### [Provided information]
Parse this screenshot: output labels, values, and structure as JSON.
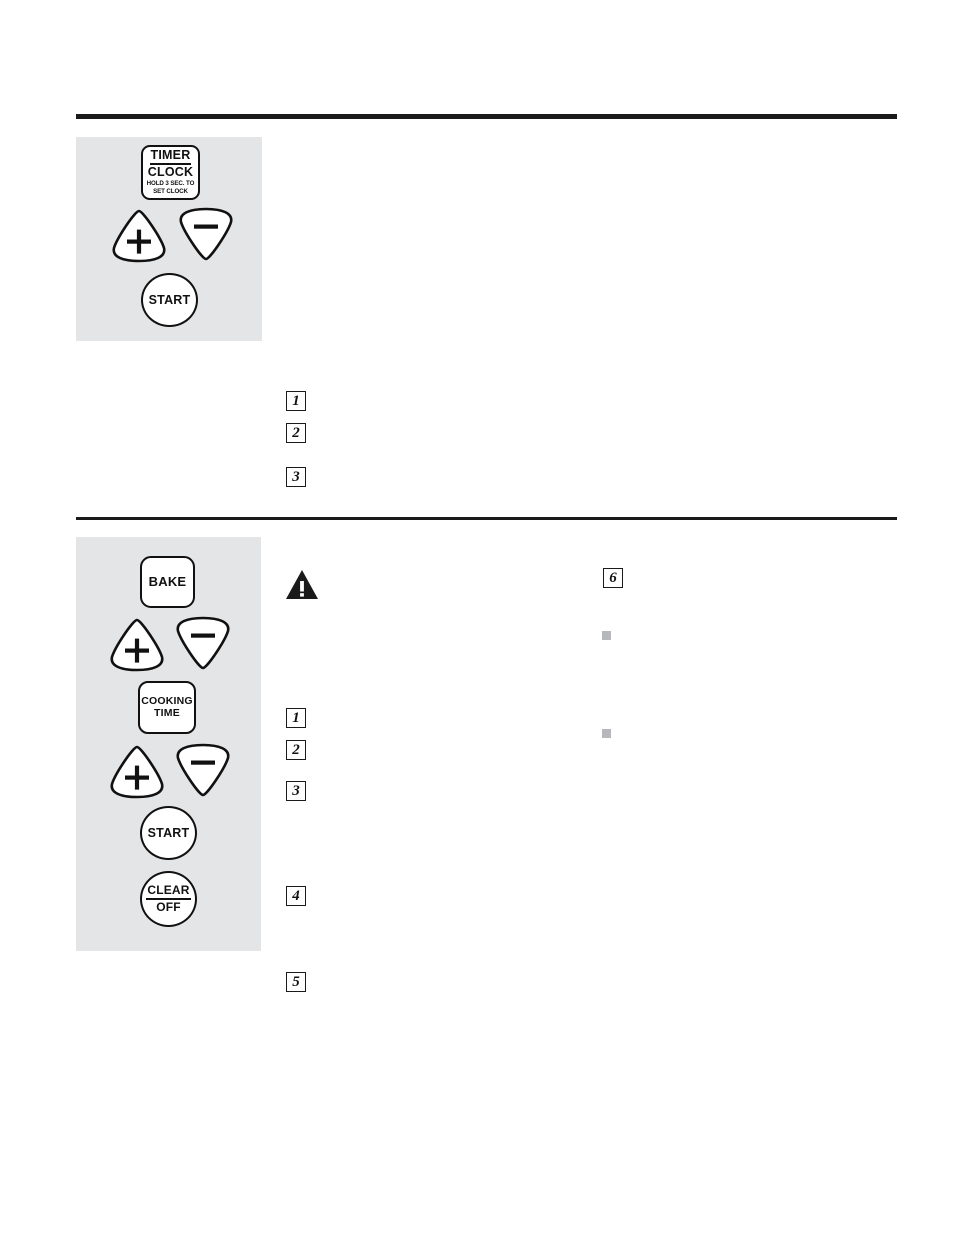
{
  "document": {
    "type": "appliance-control-panel-instructions",
    "background_color": "#ffffff",
    "panel_fill": "#e4e5e7",
    "ink_color": "#111111",
    "bullet_color": "#b6b8bb"
  },
  "dividers": [
    {
      "name": "top-rule",
      "weight": "thick"
    },
    {
      "name": "middle-rule",
      "weight": "thin"
    }
  ],
  "sections": [
    {
      "id": "timer-section",
      "panel": {
        "name": "timer-control-panel",
        "buttons": [
          {
            "name": "timer-clock-button",
            "shape": "rounded-square",
            "line1": "TIMER",
            "line2": "CLOCK",
            "line3": "HOLD 3 SEC. TO",
            "line4": "SET CLOCK"
          },
          {
            "name": "plus-button",
            "shape": "triangle-up",
            "glyph": "+"
          },
          {
            "name": "minus-button",
            "shape": "triangle-down",
            "glyph": "−"
          },
          {
            "name": "start-button",
            "shape": "circle",
            "label": "START"
          }
        ]
      },
      "steps": [
        {
          "number": "1"
        },
        {
          "number": "2"
        },
        {
          "number": "3"
        }
      ]
    },
    {
      "id": "bake-section",
      "panel": {
        "name": "bake-control-panel",
        "buttons": [
          {
            "name": "bake-button",
            "shape": "rounded-square",
            "label": "BAKE"
          },
          {
            "name": "plus-button",
            "shape": "triangle-up",
            "glyph": "+"
          },
          {
            "name": "minus-button",
            "shape": "triangle-down",
            "glyph": "−"
          },
          {
            "name": "cooking-time-button",
            "shape": "rounded-square",
            "line1": "COOKING",
            "line2": "TIME"
          },
          {
            "name": "plus-button-2",
            "shape": "triangle-up",
            "glyph": "+"
          },
          {
            "name": "minus-button-2",
            "shape": "triangle-down",
            "glyph": "−"
          },
          {
            "name": "start-button",
            "shape": "circle",
            "label": "START"
          },
          {
            "name": "clear-off-button",
            "shape": "circle",
            "line1": "CLEAR",
            "line2": "OFF"
          }
        ]
      },
      "warning": {
        "name": "warning-triangle-icon",
        "glyph": "!"
      },
      "steps": [
        {
          "number": "1"
        },
        {
          "number": "2"
        },
        {
          "number": "3"
        },
        {
          "number": "4"
        },
        {
          "number": "5"
        },
        {
          "number": "6"
        }
      ],
      "bullets": [
        {
          "name": "square-bullet-1"
        },
        {
          "name": "square-bullet-2"
        }
      ]
    }
  ]
}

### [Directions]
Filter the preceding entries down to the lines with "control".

### [Solved exercise]
    "type": "appliance-control-panel-instructions",
        "name": "timer-control-panel",
        "name": "bake-control-panel",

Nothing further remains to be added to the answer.